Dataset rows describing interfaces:
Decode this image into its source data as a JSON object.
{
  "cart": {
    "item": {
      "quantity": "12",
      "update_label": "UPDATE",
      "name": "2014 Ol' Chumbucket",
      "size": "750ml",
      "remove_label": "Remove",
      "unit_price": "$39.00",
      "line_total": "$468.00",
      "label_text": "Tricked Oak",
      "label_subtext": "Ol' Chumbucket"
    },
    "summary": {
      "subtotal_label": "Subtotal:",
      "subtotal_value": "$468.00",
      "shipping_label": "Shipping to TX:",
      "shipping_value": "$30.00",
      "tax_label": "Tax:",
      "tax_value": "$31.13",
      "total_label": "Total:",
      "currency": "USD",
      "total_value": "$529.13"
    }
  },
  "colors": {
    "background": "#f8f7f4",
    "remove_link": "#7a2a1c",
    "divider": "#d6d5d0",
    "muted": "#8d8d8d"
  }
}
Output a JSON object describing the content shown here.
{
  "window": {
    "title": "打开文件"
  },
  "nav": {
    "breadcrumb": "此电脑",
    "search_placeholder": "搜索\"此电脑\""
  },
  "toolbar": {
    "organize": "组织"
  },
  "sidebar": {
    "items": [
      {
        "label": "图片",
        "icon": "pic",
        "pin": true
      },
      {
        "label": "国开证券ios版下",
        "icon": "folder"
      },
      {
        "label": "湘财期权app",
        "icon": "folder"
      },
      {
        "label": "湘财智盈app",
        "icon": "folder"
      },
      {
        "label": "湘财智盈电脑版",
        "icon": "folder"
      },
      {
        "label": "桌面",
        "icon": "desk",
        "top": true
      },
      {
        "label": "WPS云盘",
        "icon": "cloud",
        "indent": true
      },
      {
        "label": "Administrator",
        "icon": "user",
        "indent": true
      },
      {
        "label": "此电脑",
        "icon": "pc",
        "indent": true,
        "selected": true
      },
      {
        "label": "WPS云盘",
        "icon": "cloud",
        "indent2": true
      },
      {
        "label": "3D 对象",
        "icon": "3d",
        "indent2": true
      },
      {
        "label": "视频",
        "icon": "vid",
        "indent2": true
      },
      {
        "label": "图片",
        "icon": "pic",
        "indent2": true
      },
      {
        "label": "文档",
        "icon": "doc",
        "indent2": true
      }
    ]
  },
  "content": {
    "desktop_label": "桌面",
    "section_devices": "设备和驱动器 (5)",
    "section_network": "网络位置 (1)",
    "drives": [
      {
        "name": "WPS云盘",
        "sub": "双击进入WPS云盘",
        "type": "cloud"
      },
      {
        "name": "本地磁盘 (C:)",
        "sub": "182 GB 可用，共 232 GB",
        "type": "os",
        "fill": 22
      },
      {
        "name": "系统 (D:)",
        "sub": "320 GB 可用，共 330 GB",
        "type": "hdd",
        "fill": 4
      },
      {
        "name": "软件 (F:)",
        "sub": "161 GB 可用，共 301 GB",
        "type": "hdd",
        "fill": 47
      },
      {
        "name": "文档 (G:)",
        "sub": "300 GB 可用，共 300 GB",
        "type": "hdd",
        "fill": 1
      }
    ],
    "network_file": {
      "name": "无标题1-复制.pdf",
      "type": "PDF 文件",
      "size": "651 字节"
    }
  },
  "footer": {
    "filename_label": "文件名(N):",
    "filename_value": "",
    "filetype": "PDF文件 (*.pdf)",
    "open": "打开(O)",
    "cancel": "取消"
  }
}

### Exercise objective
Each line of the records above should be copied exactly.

### Task result
Decode this image into its source data as a JSON object.
{
  "cart": {
    "item": {
      "quantity": "12",
      "update_label": "UPDATE",
      "name": "2014 Ol' Chumbucket",
      "size": "750ml",
      "remove_label": "Remove",
      "unit_price": "$39.00",
      "line_total": "$468.00",
      "label_text": "Tricked Oak",
      "label_subtext": "Ol' Chumbucket"
    },
    "summary": {
      "subtotal_label": "Subtotal:",
      "subtotal_value": "$468.00",
      "shipping_label": "Shipping to TX:",
      "shipping_value": "$30.00",
      "tax_label": "Tax:",
      "tax_value": "$31.13",
      "total_label": "Total:",
      "currency": "USD",
      "total_value": "$529.13"
    }
  },
  "colors": {
    "background": "#f8f7f4",
    "remove_link": "#7a2a1c",
    "divider": "#d6d5d0",
    "muted": "#8d8d8d"
  }
}
Output a JSON object describing the content shown here.
{
  "window": {
    "title": "打开文件"
  },
  "nav": {
    "breadcrumb": "此电脑",
    "search_placeholder": "搜索\"此电脑\""
  },
  "toolbar": {
    "organize": "组织"
  },
  "sidebar": {
    "items": [
      {
        "label": "图片",
        "icon": "pic",
        "pin": true
      },
      {
        "label": "国开证券ios版下",
        "icon": "folder"
      },
      {
        "label": "湘财期权app",
        "icon": "folder"
      },
      {
        "label": "湘财智盈app",
        "icon": "folder"
      },
      {
        "label": "湘财智盈电脑版",
        "icon": "folder"
      },
      {
        "label": "桌面",
        "icon": "desk",
        "top": true
      },
      {
        "label": "WPS云盘",
        "icon": "cloud",
        "indent": true
      },
      {
        "label": "Administrator",
        "icon": "user",
        "indent": true
      },
      {
        "label": "此电脑",
        "icon": "pc",
        "indent": true,
        "selected": true
      },
      {
        "label": "WPS云盘",
        "icon": "cloud",
        "indent2": true
      },
      {
        "label": "3D 对象",
        "icon": "3d",
        "indent2": true
      },
      {
        "label": "视频",
        "icon": "vid",
        "indent2": true
      },
      {
        "label": "图片",
        "icon": "pic",
        "indent2": true
      },
      {
        "label": "文档",
        "icon": "doc",
        "indent2": true
      }
    ]
  },
  "content": {
    "desktop_label": "桌面",
    "section_devices": "设备和驱动器 (5)",
    "section_network": "网络位置 (1)",
    "drives": [
      {
        "name": "WPS云盘",
        "sub": "双击进入WPS云盘",
        "type": "cloud"
      },
      {
        "name": "本地磁盘 (C:)",
        "sub": "182 GB 可用，共 232 GB",
        "type": "os",
        "fill": 22
      },
      {
        "name": "系统 (D:)",
        "sub": "320 GB 可用，共 330 GB",
        "type": "hdd",
        "fill": 4
      },
      {
        "name": "软件 (F:)",
        "sub": "161 GB 可用，共 301 GB",
        "type": "hdd",
        "fill": 47
      },
      {
        "name": "文档 (G:)",
        "sub": "300 GB 可用，共 300 GB",
        "type": "hdd",
        "fill": 1
      }
    ],
    "network_file": {
      "name": "无标题1-复制.pdf",
      "type": "PDF 文件",
      "size": "651 字节"
    }
  },
  "footer": {
    "filename_label": "文件名(N):",
    "filename_value": "",
    "filetype": "PDF文件 (*.pdf)",
    "open": "打开(O)",
    "cancel": "取消"
  }
}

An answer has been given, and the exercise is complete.